- #1

Jpcgandre

- 20

- 1

- TL;DR Summary
- Newton's second law and pressure wave propagation

Imagine a long deformable rod which has just been hammered on the top end (the bottom end is clamped to Earth). Consider a time interval $dt = t_{2} - t_{1}$ in which the pressure wave is traveling somewhere within the length of the rod (meaning some portion of the object has already "felt" the impact whereas the remaining portion is still at rest (assuming the whole rod was at rest in the start)).

My question concerns how to apply $F=M*a$.

Specifically, I am using the following equation:

$$F_{net}|t_{2}*dt = (M*v)|dt$$

where $F_{net} = F_{impact} + M*g - F_{K*du}$

and $F_{impact}$ represents the hammer impact force, $K$ is the stiffness of the rod and $d_{u}$ is the relative displacement between the top end and the end of the affected part of the rod (== displacement of the top end since the displacement at the end of the affected part of the rod = 0).

For my example, the mass density of the rod decreases with height, say linearly.

My question is what $M$ and $v$ should I use:

1) The affected mass, i.e. the mass of the part of the rod which the pressure wave already travelled, at time instants $t_{2}$ and $t_{1}$, and the corresponding velocities? Here masses will differ as well as the velocities.

$$F_{net}|t_{2}*dt = (M*v)|t_{2} - (M*v)|t_{1}$$

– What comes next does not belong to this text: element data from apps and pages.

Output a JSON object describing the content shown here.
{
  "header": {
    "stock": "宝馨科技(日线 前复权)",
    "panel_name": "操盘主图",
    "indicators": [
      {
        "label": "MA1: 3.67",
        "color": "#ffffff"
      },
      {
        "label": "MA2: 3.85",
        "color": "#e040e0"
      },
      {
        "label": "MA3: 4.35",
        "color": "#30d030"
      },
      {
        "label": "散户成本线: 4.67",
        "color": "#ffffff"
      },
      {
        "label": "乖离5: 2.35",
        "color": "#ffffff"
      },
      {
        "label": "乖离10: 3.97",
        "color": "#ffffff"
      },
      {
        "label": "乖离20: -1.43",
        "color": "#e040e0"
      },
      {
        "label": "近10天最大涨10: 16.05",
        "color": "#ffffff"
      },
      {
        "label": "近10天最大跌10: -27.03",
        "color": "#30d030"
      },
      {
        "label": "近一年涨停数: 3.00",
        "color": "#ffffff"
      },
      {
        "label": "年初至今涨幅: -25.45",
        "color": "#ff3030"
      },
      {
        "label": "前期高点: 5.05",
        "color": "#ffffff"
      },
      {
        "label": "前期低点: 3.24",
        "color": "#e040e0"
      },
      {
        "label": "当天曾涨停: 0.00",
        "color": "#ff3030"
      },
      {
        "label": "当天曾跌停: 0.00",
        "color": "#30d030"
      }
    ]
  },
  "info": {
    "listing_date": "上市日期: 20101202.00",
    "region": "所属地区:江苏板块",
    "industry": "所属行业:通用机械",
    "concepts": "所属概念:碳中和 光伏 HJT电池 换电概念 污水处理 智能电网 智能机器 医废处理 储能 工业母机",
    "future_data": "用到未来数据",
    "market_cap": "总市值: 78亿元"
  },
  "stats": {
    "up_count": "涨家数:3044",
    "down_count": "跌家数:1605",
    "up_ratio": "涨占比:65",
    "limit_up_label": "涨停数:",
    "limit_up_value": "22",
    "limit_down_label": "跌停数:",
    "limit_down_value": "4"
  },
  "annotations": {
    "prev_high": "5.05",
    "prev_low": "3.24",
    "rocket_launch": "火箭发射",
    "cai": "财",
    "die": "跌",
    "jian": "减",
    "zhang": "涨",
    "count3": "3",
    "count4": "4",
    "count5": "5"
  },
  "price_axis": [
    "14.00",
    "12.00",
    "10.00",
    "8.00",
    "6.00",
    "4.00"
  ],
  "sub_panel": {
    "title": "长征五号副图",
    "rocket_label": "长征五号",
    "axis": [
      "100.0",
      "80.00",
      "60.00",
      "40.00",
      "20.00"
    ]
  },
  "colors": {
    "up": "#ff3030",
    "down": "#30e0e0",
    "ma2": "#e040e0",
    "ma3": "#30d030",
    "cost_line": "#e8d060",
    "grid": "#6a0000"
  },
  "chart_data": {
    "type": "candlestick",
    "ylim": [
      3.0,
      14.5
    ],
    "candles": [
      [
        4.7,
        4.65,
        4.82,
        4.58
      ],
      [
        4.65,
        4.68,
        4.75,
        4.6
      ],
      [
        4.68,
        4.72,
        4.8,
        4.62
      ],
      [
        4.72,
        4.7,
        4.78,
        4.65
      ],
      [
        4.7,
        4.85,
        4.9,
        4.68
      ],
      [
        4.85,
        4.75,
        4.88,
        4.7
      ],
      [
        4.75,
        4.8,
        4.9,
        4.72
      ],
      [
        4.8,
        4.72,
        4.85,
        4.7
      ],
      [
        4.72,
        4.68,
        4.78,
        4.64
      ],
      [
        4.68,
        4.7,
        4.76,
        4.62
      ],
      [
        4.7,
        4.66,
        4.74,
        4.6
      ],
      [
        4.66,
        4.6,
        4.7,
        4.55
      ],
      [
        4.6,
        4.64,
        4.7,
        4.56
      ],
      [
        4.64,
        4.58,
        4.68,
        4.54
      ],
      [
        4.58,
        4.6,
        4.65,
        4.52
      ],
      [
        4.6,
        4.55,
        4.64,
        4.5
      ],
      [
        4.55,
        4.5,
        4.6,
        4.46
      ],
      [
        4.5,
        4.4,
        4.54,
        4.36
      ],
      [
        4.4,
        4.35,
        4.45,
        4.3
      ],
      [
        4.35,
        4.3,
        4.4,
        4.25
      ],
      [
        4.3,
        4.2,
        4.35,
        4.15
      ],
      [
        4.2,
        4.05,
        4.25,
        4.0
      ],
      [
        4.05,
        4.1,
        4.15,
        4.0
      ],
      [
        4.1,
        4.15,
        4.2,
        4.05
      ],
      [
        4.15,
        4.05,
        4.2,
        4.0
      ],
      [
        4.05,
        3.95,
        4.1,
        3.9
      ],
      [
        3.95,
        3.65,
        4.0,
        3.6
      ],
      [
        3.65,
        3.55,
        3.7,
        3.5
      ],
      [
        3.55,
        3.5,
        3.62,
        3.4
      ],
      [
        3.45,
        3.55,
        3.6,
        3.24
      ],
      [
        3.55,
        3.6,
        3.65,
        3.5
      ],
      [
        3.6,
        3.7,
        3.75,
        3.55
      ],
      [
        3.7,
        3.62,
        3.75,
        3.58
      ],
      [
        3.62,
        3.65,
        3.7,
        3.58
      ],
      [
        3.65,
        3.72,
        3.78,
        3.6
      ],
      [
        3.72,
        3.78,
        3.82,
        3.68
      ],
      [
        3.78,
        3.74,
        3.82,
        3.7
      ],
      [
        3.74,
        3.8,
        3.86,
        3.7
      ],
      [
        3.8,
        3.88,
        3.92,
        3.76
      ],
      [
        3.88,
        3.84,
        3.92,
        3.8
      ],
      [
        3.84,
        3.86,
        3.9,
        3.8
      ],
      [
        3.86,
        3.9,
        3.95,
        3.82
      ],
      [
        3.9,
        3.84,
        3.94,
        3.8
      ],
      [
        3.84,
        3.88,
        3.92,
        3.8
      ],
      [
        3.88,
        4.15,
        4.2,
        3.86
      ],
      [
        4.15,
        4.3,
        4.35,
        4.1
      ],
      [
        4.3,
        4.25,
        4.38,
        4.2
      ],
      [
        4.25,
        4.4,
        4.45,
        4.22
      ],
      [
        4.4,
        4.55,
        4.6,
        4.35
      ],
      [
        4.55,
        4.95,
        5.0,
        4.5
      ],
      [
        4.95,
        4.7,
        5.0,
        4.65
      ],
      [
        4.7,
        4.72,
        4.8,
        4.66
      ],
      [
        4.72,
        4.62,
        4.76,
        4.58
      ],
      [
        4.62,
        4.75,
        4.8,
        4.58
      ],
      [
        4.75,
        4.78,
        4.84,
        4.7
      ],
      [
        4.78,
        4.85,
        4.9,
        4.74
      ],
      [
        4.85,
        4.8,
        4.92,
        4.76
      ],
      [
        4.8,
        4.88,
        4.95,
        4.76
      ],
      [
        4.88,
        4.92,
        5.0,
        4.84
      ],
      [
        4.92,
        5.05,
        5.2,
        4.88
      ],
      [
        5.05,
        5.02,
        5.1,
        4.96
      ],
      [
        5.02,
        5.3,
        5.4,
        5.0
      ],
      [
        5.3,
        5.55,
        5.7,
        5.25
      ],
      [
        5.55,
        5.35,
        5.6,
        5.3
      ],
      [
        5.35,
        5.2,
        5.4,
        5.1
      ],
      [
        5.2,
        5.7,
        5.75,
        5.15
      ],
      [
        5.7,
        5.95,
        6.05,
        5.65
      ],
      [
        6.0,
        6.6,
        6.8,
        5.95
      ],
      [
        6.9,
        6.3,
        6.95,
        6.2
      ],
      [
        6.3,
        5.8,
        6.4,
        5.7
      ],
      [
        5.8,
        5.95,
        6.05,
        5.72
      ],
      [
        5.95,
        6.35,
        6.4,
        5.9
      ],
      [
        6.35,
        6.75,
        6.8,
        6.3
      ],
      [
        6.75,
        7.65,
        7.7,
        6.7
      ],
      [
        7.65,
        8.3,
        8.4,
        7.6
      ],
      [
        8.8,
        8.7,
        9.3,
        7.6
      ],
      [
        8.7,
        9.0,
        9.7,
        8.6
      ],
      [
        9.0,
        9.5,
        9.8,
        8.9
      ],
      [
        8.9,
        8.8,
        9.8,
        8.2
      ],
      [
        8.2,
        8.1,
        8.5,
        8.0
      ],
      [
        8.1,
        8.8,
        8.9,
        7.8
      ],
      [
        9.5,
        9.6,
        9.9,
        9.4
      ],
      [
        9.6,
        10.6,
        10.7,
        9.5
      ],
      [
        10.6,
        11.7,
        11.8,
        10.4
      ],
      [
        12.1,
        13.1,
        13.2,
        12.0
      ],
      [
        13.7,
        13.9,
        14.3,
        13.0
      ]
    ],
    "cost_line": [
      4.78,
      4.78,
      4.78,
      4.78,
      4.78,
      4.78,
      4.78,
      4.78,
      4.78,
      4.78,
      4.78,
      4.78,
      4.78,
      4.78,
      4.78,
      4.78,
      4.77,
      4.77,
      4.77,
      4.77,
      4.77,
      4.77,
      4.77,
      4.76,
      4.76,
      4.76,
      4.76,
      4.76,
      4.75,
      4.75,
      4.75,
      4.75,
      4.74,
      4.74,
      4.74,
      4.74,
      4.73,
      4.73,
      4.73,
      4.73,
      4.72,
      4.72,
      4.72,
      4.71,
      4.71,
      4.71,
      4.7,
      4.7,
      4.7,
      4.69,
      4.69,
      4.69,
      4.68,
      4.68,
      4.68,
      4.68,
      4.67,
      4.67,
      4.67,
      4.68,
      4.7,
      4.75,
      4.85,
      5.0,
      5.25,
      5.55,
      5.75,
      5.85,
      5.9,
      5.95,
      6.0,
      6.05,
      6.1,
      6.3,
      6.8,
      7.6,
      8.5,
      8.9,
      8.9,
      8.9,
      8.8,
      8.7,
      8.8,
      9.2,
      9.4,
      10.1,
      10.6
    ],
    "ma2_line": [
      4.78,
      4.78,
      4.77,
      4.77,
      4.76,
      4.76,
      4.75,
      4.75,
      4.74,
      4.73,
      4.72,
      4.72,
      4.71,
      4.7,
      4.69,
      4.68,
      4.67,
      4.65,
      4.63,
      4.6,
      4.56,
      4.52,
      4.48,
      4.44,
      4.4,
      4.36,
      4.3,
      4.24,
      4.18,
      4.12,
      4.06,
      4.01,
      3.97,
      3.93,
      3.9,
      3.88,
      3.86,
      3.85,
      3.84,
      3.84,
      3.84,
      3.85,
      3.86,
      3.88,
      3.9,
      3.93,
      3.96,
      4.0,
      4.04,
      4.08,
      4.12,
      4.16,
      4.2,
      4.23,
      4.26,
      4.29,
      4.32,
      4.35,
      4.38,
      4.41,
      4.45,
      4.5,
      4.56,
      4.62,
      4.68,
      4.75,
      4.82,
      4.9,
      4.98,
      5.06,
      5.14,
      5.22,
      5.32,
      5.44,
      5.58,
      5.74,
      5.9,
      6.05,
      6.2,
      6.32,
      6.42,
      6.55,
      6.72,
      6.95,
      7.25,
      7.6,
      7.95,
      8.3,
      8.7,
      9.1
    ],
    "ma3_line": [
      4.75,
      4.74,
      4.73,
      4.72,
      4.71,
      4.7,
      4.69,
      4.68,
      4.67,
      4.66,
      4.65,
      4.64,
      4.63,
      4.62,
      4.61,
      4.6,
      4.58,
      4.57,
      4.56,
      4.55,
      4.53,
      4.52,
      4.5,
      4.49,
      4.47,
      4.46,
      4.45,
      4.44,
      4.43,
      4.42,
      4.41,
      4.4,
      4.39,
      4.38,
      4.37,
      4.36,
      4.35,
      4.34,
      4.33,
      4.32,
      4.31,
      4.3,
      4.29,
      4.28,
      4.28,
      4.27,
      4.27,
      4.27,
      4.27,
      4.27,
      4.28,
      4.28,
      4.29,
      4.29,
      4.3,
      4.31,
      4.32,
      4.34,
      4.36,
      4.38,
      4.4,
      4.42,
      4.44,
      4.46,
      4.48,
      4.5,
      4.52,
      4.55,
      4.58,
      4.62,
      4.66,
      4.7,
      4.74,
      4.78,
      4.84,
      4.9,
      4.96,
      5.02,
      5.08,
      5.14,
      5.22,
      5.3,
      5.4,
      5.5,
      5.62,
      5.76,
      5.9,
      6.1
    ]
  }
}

2) The affected mass at time instant $t_{2}$ and the velocities at time instants $t_{2}$ and $t_{1}$? Here mass will be the same, multiplied by the velocities' values existing at time instants $t_{2}$ and $t_{1}$ for the affected length of the rod at $t_{2}$?

$$F_{net}|t_{2}*dt = M|t_{2}*(v|t_{2}- v|t_{1})$$

It's not quite like this because a part of the $M|t_{2}$ has zero velocity at $t_{1}$ but it was easier to write it like this.

3) Other?

A similar setting is the long rod hitting the ground after being dropped from a height $h$ above ground.

My question concerns how to apply $F=M*a$.

Specifically, I am using the following equation:

$$F_{net}|t_{2}*dt = (M*v)|dt$$

where $F_{net} = F_{impact} + M*g - F_{K*du}$

and $F_{impact}$ represents the hammer impact force, $K$ is the stiffness of the rod and $d_{u}$ is the relative displacement between the top end and the end of the affected part of the rod (== displacement of the top end since the displacement at the end of the affected part of the rod = 0).

For my example, the mass density of the rod decreases with height, say linearly.

My question is what $M$ and $v$ should I use:

1) The affected mass, i.e. the mass of the part of the rod which the pressure wave already travelled, at time instants $t_{2}$ and $t_{1}$, and the corresponding velocities? Here masses will differ as well as the velocities.

$$F_{net}|t_{2}*dt = (M*v)|t_{2} - (M*v)|t_{1}$$

2) The affected mass at time instant $t_{2}$ and the velocities at time instants $t_{2}$ and $t_{1}$? Here mass will be the same, multiplied by the velocities' values existing at time instants $t_{2}$ and $t_{1}$ for the affected length of the rod at $t_{2}$?

$$F_{net}|t_{2}*dt = M|t_{2}*(v|t_{2}- v|t_{1})$$

It's not quite like this because a part of the $M|t_{2}$ has zero velocity at $t_{1}$ but it was easier to write it like this.

3) Other?

A similar setting is the long rod hitting the ground after being dropped from a height $h$ above ground.